Keith Gordon’s Waking the Dead is like a dorm room bull session, an all-night round of self-righteousness and moralizing, shrilly earnest pontification and wild-eyed statements of purpose. If you’re a participant, these beer-fueled, circular conversations can be among the defining moments of your life. If you’re not, they can sound awfully like two people repeating themselves for hours on end.
Billy Crudup plays Fielding Pierce, the Harvard-educated son of a working class family who has been groomed from birth ("Fielding" is less a child’s name than a declaration of intent) to become a Democratic senator, and eventually the president. In 1972, as he’s finishing a Coast Guard stint, he meets and falls in love with Sarah Williams, a political activist played by Jennifer Connelly. Too much of a sensualist to become a nun as she’d planned, she is now a lay worker in her diocese. She is the very soul of charity and morality, always on the right side of every cause.
His ambition and her purity can’t co-exist.

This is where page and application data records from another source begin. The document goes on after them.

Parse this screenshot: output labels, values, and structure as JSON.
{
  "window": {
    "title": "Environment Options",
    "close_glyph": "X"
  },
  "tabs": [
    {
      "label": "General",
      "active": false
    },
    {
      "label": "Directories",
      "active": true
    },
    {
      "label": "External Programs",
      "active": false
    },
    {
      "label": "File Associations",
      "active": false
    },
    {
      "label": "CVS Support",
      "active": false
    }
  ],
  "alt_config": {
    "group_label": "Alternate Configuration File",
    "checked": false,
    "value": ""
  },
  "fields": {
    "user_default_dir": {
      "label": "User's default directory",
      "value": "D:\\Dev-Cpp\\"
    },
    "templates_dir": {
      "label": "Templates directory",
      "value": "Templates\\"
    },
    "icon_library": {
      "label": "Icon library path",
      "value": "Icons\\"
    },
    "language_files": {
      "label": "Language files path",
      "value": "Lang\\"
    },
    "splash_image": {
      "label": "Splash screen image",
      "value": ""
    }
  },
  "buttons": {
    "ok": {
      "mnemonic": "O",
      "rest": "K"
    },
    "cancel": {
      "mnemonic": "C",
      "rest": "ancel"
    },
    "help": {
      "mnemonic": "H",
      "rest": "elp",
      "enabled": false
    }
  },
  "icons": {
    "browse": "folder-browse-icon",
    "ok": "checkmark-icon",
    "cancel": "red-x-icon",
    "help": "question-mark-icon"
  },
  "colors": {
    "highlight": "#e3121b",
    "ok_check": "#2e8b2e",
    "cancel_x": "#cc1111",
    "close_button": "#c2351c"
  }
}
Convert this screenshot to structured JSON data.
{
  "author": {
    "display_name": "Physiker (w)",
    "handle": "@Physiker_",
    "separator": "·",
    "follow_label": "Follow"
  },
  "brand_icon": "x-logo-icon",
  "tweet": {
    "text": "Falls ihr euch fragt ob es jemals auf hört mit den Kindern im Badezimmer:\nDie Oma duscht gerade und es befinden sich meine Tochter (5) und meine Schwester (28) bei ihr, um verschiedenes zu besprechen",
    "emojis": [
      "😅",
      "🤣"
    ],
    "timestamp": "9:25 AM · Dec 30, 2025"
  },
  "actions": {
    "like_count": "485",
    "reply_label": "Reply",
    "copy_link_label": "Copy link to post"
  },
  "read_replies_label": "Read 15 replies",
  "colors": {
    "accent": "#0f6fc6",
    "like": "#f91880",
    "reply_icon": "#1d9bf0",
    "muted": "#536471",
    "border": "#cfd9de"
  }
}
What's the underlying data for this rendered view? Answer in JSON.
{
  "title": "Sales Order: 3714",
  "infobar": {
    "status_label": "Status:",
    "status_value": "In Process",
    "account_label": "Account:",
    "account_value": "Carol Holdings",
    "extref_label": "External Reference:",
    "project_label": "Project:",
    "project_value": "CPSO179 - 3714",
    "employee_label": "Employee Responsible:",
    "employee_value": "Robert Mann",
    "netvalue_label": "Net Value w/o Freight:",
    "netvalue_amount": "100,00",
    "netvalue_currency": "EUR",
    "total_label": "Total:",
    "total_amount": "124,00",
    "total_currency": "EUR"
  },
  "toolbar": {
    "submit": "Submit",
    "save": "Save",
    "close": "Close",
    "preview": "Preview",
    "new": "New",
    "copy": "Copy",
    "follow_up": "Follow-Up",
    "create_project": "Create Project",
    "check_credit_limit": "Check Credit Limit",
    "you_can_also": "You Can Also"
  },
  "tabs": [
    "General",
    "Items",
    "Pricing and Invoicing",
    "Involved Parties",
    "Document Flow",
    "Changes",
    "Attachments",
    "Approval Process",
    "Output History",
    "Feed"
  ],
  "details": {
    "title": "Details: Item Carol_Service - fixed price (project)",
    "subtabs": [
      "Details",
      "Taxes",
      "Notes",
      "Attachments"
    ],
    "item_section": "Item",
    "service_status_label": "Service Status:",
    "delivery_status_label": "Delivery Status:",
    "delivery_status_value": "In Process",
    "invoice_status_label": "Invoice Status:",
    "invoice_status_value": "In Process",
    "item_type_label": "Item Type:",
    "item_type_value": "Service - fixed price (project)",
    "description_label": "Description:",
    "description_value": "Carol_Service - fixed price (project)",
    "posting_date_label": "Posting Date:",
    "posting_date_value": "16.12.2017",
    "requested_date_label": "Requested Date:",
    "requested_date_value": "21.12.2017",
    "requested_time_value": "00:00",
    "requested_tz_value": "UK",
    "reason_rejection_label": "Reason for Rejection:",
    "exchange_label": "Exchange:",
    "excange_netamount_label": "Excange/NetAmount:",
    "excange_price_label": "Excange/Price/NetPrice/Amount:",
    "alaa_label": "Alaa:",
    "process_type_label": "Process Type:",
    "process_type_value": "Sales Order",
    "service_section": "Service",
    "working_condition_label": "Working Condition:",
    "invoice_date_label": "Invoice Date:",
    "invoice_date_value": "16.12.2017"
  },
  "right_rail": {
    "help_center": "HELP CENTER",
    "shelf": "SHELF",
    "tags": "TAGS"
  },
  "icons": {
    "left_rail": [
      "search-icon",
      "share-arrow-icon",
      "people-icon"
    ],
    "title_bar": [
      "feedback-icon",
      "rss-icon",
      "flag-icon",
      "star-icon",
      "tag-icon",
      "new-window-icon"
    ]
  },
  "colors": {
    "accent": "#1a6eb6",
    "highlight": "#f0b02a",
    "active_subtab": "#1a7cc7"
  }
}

The film depicts their two years together by shifting between endless political arguments (the particulars change, but each boils down to her radicalism vs. his liberal gradualism) and sex scenes (all teary orgasms and whispered endearments). Their conflict is never resolved, as Sarah is killed while smuggling Allende supporters from Pinochet’s Chile in 1974. Billy, distraught, gives himself up to his destiny, dutifully becoming a cog in the Chicago Democratic machine.
When a political scandal leaves a Senate seat open ten years later, Fielding runs as the machine candidate. Just on the brink of fulfilling his ambitions, he becomes obsessed by his memories of Sarah and begins drifting towards madness.
A linear synopsis is misleading, since Waking the Dead juggles its chronology. Sarah’s 1974 death opens the film, then we bounce back and forth between the Senate race and their budding love affair. It’s an odd and intriguing structure (cribbed, one assumes, from The Godfather Part II), intended to illuminate the unexpected ways that past events determine the present. It never quite works, however, because the constant shifts back and forth prevent any real forward momentum. Worse, since the flashbacks are monotonous variations on the same discussion, there’s nothing new to be learned from the repetition. We’re back in that dorm room, hearing the Che Guevera manque railing at the student government policy wonk one more time.
The leads look exactly right. Connelly was born for ponchos and peasant dresses, while Crudup could pass himself off as a Kennedy cousin. Though the script imagines Sarah as a Madonna, too good for this world, Connelly manages to spice her warm, touching performance with hints of arrogance and jarring, prickly intelligence. Crudup is flat but serviceable, more interesting as the earnest young lover than as the compromised politico who dominates the film. Paul Hipp, as his publisher brother Danny, gives an outlandishly histrionic performance, which might be fun if the film didn’t take itself so very seriously. The last thing it’s willing to do is laugh at itself, so his bug-eyed, screaming argument with Fielding plays like a summer stock production of True West. Sandra Oh, Hal Holbrook and Janet McTeer, gifted performers all, barely register in their supporting roles.
No one is helped by the over-written dialogue, which strains for literary effect. "Ambition is the ice on the lake of emotion" would be a bad enough line on the page, but spoken aloud it’s so far removed from even the most rarified conversation it’s laughable. The script (by Robert Dillon, from Scott Spencer’s novel) saves the most thudding lines for its key moments, so again and again we build to emotional peaks that are leveled with off-key, impossible to perform dialogue.
Since we only see Sarah in flashback, and Fielding always has the helmet hair of a machine politician, Danny bears the brunt of signifying each new era. His muttonchops and wide lapels give way to a green leather jacket and spiky new wave ‘do, while his office decor shifts from bean bag chairs to corporate anonymity. The period detail is both garish and obvious. It doesn’t feel lived in – the film has the look of a quickly decorated set. It’s a small distraction, like the synthesizer wash of minor chords that serve as a score, but the lack of attention to these small details conspire to make the film feel inauthentic.
In its attempt to wed wildly disparate genres and tones – to be Vertigo as a political bildungsroman – Waking the Dead is an undeniably ambitious film. It’s a disappointment that the result achieved is a muddle rather than a synthesis. It’s a good story, undermined by its telling.